Advances in the identification and assessment of ecologically significant habitats in two areas of contrasting biodiversity loss in New Zealand
- The Catalyst Group, PO Box 362, Palmerston North 4440, New Zealand
- Aquatic and Reporting Unit, Science and Technical Group, Department of Conservation, Private Bag 4715, Christchurch 8140, New Zealand
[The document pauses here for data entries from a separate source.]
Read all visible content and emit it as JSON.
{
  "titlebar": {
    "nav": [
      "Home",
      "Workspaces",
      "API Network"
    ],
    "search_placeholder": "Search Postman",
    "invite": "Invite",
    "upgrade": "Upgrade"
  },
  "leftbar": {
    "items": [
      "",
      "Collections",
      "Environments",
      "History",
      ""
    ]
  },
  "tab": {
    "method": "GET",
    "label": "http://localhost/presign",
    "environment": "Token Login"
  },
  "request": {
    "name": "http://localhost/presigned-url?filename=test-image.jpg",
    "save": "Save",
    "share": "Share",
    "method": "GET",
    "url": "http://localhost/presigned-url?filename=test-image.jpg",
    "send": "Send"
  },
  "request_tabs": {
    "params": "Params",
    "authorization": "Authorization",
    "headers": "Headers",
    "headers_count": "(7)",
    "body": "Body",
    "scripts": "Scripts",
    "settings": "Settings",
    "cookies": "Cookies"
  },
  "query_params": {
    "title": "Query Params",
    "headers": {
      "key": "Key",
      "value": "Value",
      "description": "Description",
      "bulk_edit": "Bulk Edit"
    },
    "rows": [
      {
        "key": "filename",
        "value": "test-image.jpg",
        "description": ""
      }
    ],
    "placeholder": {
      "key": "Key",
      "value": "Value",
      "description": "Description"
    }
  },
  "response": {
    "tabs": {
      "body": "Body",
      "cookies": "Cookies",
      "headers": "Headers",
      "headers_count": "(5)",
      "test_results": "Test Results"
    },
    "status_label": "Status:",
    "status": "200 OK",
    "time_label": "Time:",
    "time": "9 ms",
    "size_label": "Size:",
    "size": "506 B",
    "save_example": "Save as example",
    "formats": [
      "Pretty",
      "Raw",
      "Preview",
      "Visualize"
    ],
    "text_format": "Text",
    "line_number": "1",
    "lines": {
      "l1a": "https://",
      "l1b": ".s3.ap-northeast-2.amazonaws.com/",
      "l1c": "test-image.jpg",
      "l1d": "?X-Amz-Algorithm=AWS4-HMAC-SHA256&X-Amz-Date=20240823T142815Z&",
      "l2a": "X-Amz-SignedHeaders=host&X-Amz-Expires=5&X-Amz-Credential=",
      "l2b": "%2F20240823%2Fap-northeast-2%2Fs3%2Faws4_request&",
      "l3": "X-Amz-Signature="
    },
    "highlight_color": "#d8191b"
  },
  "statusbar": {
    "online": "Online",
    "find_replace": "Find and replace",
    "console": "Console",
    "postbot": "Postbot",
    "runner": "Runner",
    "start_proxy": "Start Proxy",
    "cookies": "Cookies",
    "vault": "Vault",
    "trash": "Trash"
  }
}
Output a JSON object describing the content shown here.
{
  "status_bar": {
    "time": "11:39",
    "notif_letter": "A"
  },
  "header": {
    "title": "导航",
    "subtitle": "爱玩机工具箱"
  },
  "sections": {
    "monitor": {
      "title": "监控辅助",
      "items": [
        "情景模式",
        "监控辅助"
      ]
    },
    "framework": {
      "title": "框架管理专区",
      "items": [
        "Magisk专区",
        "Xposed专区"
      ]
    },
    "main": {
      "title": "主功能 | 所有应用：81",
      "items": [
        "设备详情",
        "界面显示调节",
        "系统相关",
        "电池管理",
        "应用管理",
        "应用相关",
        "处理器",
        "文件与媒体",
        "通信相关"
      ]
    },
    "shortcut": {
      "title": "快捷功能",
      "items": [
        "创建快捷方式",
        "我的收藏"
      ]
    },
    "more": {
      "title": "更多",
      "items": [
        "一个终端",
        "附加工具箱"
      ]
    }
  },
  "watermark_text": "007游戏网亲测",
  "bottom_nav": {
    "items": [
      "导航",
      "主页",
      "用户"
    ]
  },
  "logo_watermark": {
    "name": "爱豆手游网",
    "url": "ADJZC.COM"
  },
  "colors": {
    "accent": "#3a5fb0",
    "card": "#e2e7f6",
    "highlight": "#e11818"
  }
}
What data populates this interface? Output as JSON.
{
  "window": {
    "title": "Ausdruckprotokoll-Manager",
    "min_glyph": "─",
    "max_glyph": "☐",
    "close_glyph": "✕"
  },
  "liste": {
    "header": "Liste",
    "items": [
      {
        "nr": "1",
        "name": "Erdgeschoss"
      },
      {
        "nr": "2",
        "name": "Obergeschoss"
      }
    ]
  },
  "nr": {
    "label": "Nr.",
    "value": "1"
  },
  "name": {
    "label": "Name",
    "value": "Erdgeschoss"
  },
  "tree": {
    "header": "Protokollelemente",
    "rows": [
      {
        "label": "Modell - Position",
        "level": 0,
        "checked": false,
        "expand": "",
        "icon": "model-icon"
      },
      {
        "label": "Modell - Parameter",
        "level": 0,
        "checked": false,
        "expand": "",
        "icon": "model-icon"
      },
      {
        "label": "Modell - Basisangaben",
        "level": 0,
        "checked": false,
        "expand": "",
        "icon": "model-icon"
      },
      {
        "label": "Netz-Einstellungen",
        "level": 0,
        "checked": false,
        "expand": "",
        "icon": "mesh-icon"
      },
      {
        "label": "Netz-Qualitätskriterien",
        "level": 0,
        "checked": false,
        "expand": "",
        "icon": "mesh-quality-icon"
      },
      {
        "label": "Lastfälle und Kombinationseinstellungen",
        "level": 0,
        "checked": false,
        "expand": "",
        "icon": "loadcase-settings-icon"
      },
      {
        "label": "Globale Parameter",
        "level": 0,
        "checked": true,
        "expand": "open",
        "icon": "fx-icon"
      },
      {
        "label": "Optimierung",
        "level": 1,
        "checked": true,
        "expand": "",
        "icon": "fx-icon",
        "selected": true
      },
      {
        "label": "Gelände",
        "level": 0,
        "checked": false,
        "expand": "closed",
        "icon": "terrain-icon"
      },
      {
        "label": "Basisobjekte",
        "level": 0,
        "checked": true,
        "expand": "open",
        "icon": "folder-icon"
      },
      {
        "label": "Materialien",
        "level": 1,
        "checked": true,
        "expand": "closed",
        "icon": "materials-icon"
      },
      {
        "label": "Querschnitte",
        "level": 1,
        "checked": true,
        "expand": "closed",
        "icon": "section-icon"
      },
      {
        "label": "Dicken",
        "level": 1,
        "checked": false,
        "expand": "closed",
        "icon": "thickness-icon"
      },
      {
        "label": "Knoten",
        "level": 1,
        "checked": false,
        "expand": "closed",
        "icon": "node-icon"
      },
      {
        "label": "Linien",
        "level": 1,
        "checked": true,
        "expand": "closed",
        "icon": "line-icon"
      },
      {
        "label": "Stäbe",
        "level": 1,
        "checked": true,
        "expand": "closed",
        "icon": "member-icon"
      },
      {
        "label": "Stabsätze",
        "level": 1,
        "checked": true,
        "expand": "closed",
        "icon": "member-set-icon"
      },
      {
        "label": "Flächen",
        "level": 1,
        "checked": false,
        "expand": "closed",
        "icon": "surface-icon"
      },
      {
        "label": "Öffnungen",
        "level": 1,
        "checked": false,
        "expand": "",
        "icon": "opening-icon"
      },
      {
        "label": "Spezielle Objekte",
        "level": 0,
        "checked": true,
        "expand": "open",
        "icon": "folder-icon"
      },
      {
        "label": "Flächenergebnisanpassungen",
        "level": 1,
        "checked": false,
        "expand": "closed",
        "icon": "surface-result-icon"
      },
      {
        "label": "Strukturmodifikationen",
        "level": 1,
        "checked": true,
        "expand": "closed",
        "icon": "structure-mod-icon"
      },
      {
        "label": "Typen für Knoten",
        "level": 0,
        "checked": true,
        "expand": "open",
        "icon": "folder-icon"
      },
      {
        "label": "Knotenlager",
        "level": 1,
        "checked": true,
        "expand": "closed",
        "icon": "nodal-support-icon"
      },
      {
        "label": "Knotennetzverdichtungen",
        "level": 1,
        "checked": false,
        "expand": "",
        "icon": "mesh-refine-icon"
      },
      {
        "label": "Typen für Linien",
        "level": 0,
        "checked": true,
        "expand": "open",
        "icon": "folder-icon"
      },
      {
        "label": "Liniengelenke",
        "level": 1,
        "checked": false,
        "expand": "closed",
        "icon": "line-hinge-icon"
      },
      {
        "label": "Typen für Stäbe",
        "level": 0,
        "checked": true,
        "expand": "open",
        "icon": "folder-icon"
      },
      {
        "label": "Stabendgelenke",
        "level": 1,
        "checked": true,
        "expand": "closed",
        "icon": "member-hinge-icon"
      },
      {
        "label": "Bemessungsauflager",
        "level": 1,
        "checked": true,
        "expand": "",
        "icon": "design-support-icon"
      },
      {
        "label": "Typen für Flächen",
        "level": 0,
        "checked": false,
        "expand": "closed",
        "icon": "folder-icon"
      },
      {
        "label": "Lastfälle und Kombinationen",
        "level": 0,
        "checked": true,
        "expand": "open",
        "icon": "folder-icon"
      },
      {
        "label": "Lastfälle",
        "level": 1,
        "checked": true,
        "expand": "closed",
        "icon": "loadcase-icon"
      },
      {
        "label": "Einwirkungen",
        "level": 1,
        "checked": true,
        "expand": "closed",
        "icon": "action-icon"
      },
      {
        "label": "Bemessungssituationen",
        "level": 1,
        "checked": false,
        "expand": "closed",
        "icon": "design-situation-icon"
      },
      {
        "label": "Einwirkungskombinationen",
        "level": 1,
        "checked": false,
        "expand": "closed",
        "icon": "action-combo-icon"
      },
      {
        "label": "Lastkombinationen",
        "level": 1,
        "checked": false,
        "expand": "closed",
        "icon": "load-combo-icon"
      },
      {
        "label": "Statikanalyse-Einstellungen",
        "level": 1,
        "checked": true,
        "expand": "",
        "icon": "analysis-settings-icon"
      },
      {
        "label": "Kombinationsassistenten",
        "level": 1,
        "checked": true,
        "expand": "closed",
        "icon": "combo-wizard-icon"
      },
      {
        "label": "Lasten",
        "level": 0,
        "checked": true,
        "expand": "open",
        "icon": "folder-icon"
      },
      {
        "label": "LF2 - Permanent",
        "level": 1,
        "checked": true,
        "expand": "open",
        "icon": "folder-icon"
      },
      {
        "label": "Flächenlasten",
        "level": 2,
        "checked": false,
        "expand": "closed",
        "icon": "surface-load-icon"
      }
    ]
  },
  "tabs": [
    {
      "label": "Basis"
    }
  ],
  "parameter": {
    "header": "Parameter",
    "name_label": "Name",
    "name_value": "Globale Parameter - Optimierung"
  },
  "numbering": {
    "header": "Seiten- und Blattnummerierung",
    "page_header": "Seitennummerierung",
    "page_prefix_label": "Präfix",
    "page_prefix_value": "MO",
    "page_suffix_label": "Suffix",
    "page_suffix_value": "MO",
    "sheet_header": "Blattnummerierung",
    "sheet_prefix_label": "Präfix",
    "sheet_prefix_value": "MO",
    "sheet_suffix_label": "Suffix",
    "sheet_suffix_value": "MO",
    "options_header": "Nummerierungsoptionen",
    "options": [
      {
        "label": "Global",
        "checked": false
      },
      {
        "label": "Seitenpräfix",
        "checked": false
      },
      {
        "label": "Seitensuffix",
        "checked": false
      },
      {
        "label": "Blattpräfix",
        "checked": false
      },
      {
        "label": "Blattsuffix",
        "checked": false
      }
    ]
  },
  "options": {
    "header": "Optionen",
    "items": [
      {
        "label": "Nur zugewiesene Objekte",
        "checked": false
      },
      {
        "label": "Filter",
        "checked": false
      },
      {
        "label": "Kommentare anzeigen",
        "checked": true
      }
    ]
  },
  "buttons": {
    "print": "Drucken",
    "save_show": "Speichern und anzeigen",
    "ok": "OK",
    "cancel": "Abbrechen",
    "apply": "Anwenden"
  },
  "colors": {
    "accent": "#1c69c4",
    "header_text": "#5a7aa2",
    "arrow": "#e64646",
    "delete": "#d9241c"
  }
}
The Resource Management Act 1991 places obligations on local authorities to protect and maintain indigenous biodiversity on land in private tenure. However, how this should be done is not explicitly prescribed. Authorities are guided by a variety of means (e.g. ecological guidance and case law), and implement their responsibilities to varying degrees and with inconsistent success. The protection of indigenous biodiversity on private land is a challenging and contentious issue. This paper reports on two different approaches for the identification and assessment of significant habitats that were recently validated by Court decisions in two regions of contrasting biodiversity loss in New Zealand: Manawatu-Wanganui and the West Coast. The rigorous semi-quantitative desktop methodology used in Horizons Regional Council’s resource management plan included a predictive model to compile a schedule of habitat types in the Manawatu-Wanganui Region, coupled with significance criteria to facilitate regulatory protection of significant habitat. This was the first time in New Zealand a region-wide habitat type approach had been undertaken and was subsequently accepted by the Environment Court. The methodology for identifying significant wetland areas in the West Coast Regional Council’s Land and Water Plan used a more traditional approach, employing schedules of mapped sites selected through applying a set of significance criteria. The Environment Court also endorsed this approach but recognised the need for more rigorous criteria. A caucus of experts was directed to improve the weak set of criteria initially proposed. The revised significance criteria now sit in the plan and have also been adapted for use by other regions (e.g. Canterbury). In both regions, the Environment Court rejected the use of site condition as a prerequisite for determining significance. This was also supported by the High Court in the West Coast case. These court decisions represent landmark case law, which advance the national debate on the application of significance criteria.